Susan Cahn, Professor of History, University at Buffalo, The State University of New York (“Sport, Gender and Sexual Equality”). Cahn, who received her Ph.D. from the University of Minnesota in 1990, specializes in U.S. women’s history and the history of sexuality. She also teaches courses in southern history, history of adolescence and disability studies. Her major publications include three books, including “Sexual Reckonings: Southern Girls in a Troubling Age” (Harvard University Press, 2007). Her current research concerns the history of mental and chronic illness, and their gendered dimensions.
Presentation abstract: Caster Semenya is a South African sprinter whose world championship victory led to questions about her “biological sex,” with accusations that she was more biologically male than female. Whether there is any truth to the claim, experts estimate that only one in 2,000 persons are born with some kind of ambiguity of sex or, in current medical-speak, Disorders of Sex Development. In my talk, I argue that Semenya’s predicament is highly relevant to the general situation of women’s sports in North America and beyond. I relate Semenya’s seemingly singular predicament to two recurrent dilemmas. The first is a problem common to both feminism and women’s sports: How should feminists/women’s sports advocates approach the question of sexual difference? Do we accept some notion of either natural or social sex/gender difference and work with a two-gender model (sex segregation) or push for total integration on the rationale that gender is a socially constructed difference? The second problem probes the astounding increase in the acceptance and sheer numbers of girls and women in sports over the last four decades, asking why – despite such progress – many indicators point to a lasting association between athletic women and masculinity (and lesbianism). I make the case that the problems of everyday athletes have everything to do with the public shaming of Caster Semenya and the strategic dilemma of how feminism tries to liberate the female body.
Ted Fay, Professor of Sport Management, Center for Sport in Society, State University of New York at Cortland (“Sports and Disabilities”). Fay, who holds a Ph.D. from the University of Massachusetts, Amherst, has served as a Senior Research Fellow at the Center for the Study of Sport in Society at Northeastern University and as a strategic consultant related to the Center’s research and academic program initiatives. He has focused much of his scholarly work on diversity and social justice issues involving a sport context, with a particular emphasis on individuals with disabilities. Fay is recognized as an international expert on issues related to the integration and inclusion of athletes with a disability in mainstream sport.
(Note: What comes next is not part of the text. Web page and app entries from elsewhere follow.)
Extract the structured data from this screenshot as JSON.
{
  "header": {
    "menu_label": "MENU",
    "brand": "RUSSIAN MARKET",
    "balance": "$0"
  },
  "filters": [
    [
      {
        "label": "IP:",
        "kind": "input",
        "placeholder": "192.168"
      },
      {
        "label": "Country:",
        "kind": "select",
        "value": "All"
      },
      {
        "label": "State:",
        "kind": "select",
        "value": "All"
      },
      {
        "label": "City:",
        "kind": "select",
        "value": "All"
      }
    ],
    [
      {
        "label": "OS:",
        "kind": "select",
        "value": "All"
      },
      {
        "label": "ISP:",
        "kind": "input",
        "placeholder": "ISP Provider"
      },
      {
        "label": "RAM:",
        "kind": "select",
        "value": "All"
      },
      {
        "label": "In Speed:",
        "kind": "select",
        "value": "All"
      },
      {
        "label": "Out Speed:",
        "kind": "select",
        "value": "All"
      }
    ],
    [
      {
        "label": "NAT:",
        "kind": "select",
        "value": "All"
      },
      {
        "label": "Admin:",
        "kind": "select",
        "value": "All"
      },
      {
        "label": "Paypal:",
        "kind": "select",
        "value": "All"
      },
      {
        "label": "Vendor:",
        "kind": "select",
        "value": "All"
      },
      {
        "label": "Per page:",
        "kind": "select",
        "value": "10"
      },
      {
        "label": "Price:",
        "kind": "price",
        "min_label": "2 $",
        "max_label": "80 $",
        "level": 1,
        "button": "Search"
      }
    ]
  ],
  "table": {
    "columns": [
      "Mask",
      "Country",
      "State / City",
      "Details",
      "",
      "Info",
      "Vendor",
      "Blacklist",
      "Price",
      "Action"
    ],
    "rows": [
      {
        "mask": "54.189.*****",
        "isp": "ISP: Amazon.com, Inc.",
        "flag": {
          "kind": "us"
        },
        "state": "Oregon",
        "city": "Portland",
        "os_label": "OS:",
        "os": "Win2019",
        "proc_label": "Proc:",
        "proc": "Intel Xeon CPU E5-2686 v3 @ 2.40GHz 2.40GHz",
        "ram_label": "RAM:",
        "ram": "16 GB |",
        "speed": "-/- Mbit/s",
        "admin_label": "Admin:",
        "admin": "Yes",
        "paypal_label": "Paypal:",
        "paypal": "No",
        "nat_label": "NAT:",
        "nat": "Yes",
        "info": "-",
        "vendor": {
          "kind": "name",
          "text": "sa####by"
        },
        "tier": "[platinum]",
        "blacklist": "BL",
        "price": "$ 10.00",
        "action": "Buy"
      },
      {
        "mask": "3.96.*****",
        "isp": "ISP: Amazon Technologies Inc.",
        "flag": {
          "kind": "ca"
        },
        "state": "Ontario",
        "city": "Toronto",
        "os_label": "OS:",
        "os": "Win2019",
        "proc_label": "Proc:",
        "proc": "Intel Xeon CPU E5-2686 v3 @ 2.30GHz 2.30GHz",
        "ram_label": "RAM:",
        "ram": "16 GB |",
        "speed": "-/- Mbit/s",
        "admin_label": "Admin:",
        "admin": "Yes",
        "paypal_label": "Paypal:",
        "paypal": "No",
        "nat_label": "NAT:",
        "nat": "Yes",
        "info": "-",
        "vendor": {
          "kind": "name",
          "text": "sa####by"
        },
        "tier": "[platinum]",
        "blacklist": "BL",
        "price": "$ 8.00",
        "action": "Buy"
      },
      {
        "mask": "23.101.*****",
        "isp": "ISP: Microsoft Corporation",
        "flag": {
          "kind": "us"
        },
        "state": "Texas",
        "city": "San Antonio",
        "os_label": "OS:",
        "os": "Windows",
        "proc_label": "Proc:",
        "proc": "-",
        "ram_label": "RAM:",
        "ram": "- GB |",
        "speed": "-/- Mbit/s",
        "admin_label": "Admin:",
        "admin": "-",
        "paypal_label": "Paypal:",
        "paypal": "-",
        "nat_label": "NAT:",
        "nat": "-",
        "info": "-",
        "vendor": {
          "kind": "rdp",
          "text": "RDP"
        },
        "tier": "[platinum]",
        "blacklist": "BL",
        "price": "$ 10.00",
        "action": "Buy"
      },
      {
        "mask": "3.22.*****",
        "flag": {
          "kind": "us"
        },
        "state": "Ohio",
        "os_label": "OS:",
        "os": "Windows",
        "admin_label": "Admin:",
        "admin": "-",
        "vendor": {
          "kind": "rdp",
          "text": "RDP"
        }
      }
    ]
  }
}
He was involved in the drafting of Article 30.5 of the United Nations Convention on the Human Rights for Persons with a Disability that addresses involving culture, leisure and sport.